> **Source material**:
________

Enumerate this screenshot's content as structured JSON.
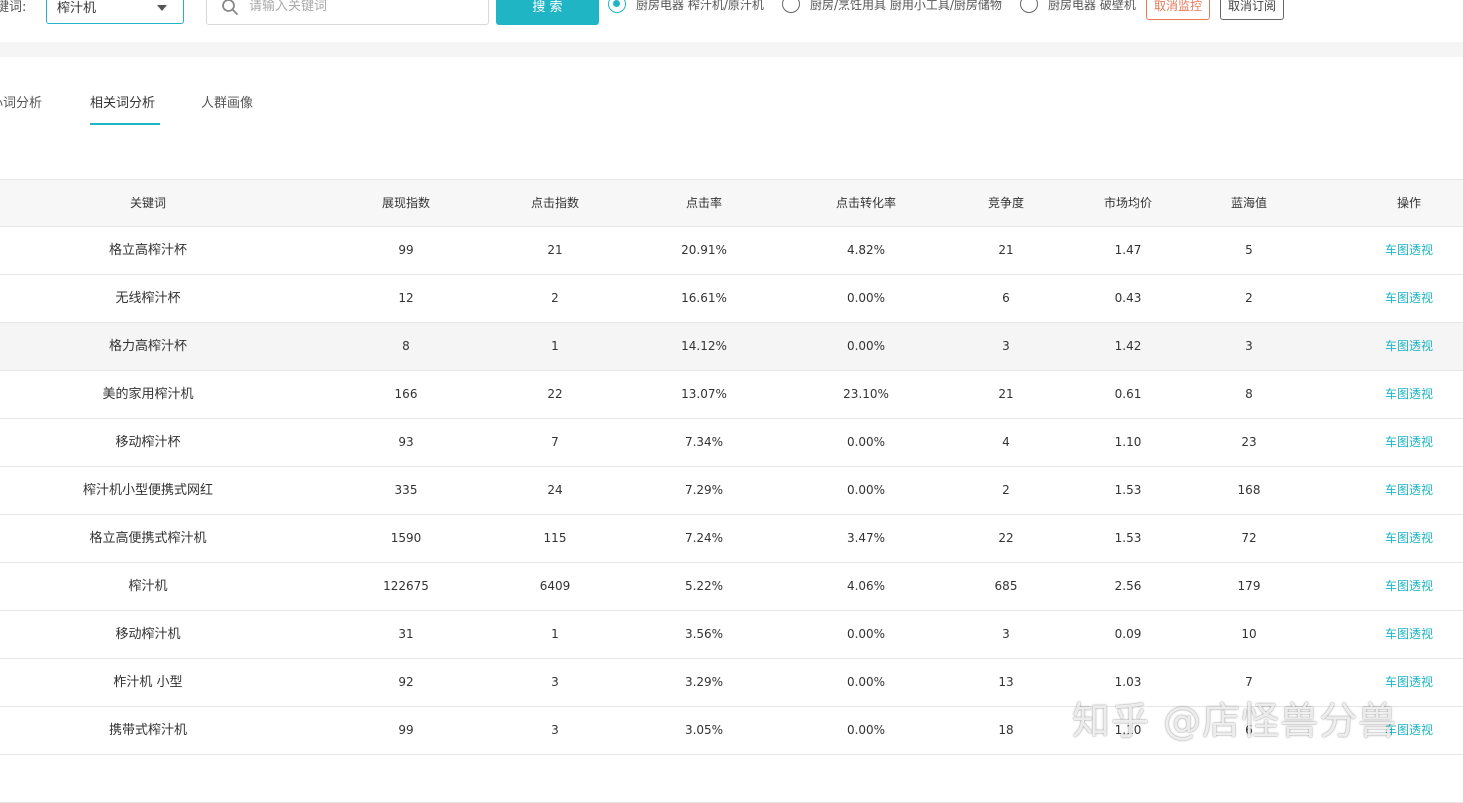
{
  "search": {
    "keyword_label": "键词:",
    "selected_type": "榨汁机",
    "placeholder": "请输入关键词",
    "search_button": "搜 索"
  },
  "categories": [
    {
      "label": "厨房电器 榨汁机/原汁机",
      "checked": true
    },
    {
      "label": "厨房/烹饪用具 厨用小工具/厨房储物",
      "checked": false
    },
    {
      "label": "厨房电器 破壁机",
      "checked": false
    }
  ],
  "actions": {
    "cancel_monitor": "取消监控",
    "cancel_subscribe": "取消订阅"
  },
  "tabs": [
    {
      "label": "核心词分析"
    },
    {
      "label": "相关词分析"
    },
    {
      "label": "人群画像"
    }
  ],
  "active_tab": "相关词分析",
  "table": {
    "headers": [
      "关键词",
      "展现指数",
      "点击指数",
      "点击率",
      "点击转化率",
      "竞争度",
      "市场均价",
      "蓝海值",
      "操作"
    ],
    "action_label": "车图透视",
    "rows": [
      [
        "格立高榨汁杯",
        "99",
        "21",
        "20.91%",
        "4.82%",
        "21",
        "1.47",
        "5"
      ],
      [
        "无线榨汁杯",
        "12",
        "2",
        "16.61%",
        "0.00%",
        "6",
        "0.43",
        "2"
      ],
      [
        "格力高榨汁杯",
        "8",
        "1",
        "14.12%",
        "0.00%",
        "3",
        "1.42",
        "3"
      ],
      [
        "美的家用榨汁机",
        "166",
        "22",
        "13.07%",
        "23.10%",
        "21",
        "0.61",
        "8"
      ],
      [
        "移动榨汁杯",
        "93",
        "7",
        "7.34%",
        "0.00%",
        "4",
        "1.10",
        "23"
      ],
      [
        "榨汁机小型便携式网红",
        "335",
        "24",
        "7.29%",
        "0.00%",
        "2",
        "1.53",
        "168"
      ],
      [
        "格立高便携式榨汁机",
        "1590",
        "115",
        "7.24%",
        "3.47%",
        "22",
        "1.53",
        "72"
      ],
      [
        "榨汁机",
        "122675",
        "6409",
        "5.22%",
        "4.06%",
        "685",
        "2.56",
        "179"
      ],
      [
        "移动榨汁机",
        "31",
        "1",
        "3.56%",
        "0.00%",
        "3",
        "0.09",
        "10"
      ],
      [
        "柞汁机 小型",
        "92",
        "3",
        "3.29%",
        "0.00%",
        "13",
        "1.03",
        "7"
      ],
      [
        "携带式榨汁机",
        "99",
        "3",
        "3.05%",
        "0.00%",
        "18",
        "1.10",
        "6"
      ],
      [
        "",
        "",
        "",
        "",
        "",
        "",
        "",
        ""
      ]
    ]
  },
  "watermark": "知乎 @店怪兽分兽",
  "colors": {
    "accent": "#1fb5c4",
    "warning_button": "#e8795a",
    "header_bg": "#f7f7f7",
    "hover_row_bg": "#f5f5f5"
  },
  "icons": [
    "search-icon",
    "chevron-down-icon"
  ]
}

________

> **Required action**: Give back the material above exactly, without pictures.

> **Exercise solution**:
Enumerate this screenshot's content as structured JSON.
{
  "search": {
    "keyword_label": "键词:",
    "selected_type": "榨汁机",
    "placeholder": "请输入关键词",
    "search_button": "搜 索"
  },
  "categories": [
    {
      "label": "厨房电器 榨汁机/原汁机",
      "checked": true
    },
    {
      "label": "厨房/烹饪用具 厨用小工具/厨房储物",
      "checked": false
    },
    {
      "label": "厨房电器 破壁机",
      "checked": false
    }
  ],
  "actions": {
    "cancel_monitor": "取消监控",
    "cancel_subscribe": "取消订阅"
  },
  "tabs": [
    {
      "label": "核心词分析"
    },
    {
      "label": "相关词分析"
    },
    {
      "label": "人群画像"
    }
  ],
  "active_tab": "相关词分析",
  "table": {
    "headers": [
      "关键词",
      "展现指数",
      "点击指数",
      "点击率",
      "点击转化率",
      "竞争度",
      "市场均价",
      "蓝海值",
      "操作"
    ],
    "action_label": "车图透视",
    "rows": [
      [
        "格立高榨汁杯",
        "99",
        "21",
        "20.91%",
        "4.82%",
        "21",
        "1.47",
        "5"
      ],
      [
        "无线榨汁杯",
        "12",
        "2",
        "16.61%",
        "0.00%",
        "6",
        "0.43",
        "2"
      ],
      [
        "格力高榨汁杯",
        "8",
        "1",
        "14.12%",
        "0.00%",
        "3",
        "1.42",
        "3"
      ],
      [
        "美的家用榨汁机",
        "166",
        "22",
        "13.07%",
        "23.10%",
        "21",
        "0.61",
        "8"
      ],
      [
        "移动榨汁杯",
        "93",
        "7",
        "7.34%",
        "0.00%",
        "4",
        "1.10",
        "23"
      ],
      [
        "榨汁机小型便携式网红",
        "335",
        "24",
        "7.29%",
        "0.00%",
        "2",
        "1.53",
        "168"
      ],
      [
        "格立高便携式榨汁机",
        "1590",
        "115",
        "7.24%",
        "3.47%",
        "22",
        "1.53",
        "72"
      ],
      [
        "榨汁机",
        "122675",
        "6409",
        "5.22%",
        "4.06%",
        "685",
        "2.56",
        "179"
      ],
      [
        "移动榨汁机",
        "31",
        "1",
        "3.56%",
        "0.00%",
        "3",
        "0.09",
        "10"
      ],
      [
        "柞汁机 小型",
        "92",
        "3",
        "3.29%",
        "0.00%",
        "13",
        "1.03",
        "7"
      ],
      [
        "携带式榨汁机",
        "99",
        "3",
        "3.05%",
        "0.00%",
        "18",
        "1.10",
        "6"
      ],
      [
        "",
        "",
        "",
        "",
        "",
        "",
        "",
        ""
      ]
    ]
  },
  "watermark": "知乎 @店怪兽分兽",
  "colors": {
    "accent": "#1fb5c4",
    "warning_button": "#e8795a",
    "header_bg": "#f7f7f7",
    "hover_row_bg": "#f5f5f5"
  },
  "icons": [
    "search-icon",
    "chevron-down-icon"
  ]
}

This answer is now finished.